Report each line of the records below that uses the word "style".

[Excerpts from an interface dataset]
==================================================
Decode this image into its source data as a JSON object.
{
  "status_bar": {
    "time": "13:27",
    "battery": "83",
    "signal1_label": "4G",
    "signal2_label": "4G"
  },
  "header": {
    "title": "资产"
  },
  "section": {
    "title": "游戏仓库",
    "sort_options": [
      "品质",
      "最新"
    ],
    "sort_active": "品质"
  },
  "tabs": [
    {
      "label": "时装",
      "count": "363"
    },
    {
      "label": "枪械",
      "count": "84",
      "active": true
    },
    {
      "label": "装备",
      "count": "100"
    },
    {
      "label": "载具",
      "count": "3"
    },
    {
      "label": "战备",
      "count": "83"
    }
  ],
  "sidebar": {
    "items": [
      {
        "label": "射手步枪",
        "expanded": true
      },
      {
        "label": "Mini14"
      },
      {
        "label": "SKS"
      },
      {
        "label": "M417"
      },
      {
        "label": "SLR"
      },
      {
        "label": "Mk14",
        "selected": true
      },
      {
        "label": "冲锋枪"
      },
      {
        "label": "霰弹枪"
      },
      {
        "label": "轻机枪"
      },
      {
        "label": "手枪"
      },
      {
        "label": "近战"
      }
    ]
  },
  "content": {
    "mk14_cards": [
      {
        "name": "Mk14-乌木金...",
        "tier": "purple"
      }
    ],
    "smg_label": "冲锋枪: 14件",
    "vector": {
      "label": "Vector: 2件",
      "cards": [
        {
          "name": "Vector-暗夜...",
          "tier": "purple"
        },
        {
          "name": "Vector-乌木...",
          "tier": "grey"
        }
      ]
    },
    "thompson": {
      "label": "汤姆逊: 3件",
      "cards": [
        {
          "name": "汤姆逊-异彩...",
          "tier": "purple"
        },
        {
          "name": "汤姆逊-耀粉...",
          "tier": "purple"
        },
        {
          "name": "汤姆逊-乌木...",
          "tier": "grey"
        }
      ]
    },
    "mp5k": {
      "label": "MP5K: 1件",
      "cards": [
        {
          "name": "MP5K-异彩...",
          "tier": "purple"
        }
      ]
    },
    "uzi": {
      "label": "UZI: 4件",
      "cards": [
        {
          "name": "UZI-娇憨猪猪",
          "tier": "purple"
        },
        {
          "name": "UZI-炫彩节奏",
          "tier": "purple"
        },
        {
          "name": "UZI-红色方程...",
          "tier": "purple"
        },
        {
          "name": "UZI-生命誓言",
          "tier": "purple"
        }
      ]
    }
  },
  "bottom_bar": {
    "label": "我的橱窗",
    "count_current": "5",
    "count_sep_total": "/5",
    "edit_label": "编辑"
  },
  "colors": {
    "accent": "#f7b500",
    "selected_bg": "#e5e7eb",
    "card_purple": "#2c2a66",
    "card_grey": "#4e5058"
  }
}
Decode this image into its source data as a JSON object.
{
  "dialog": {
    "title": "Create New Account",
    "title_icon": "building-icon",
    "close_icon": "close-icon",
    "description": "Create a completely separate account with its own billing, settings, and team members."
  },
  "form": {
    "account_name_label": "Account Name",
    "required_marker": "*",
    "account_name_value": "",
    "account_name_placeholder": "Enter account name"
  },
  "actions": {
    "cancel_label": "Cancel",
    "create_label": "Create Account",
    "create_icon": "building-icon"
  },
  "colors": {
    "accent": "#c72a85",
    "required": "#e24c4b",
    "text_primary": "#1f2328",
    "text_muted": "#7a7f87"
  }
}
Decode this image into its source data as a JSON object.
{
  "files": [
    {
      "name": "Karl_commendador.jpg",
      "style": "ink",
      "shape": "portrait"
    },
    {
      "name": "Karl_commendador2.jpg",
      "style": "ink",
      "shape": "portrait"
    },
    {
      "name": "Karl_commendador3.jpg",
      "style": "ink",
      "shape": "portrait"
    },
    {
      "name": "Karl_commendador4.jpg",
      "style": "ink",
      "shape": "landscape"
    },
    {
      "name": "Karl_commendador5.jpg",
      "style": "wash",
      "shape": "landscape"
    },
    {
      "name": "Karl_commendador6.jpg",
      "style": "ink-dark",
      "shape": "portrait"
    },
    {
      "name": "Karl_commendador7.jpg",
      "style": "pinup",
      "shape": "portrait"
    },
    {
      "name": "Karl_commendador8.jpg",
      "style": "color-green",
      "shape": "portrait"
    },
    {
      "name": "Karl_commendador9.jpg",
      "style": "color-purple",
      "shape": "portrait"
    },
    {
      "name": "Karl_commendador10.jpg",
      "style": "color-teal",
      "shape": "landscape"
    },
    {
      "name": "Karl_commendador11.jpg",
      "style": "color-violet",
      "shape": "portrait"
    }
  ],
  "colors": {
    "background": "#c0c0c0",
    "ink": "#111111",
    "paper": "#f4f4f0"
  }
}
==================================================
§ **Solution for this exercise**
      "style": "ink",
      "style": "ink",
      "style": "ink",
      "style": "ink",
      "style": "wash",
      "style": "ink-dark",
      "style": "pinup",
      "style": "color-green",
      "style": "color-purple",
      "style": "color-teal",
      "style": "color-violet",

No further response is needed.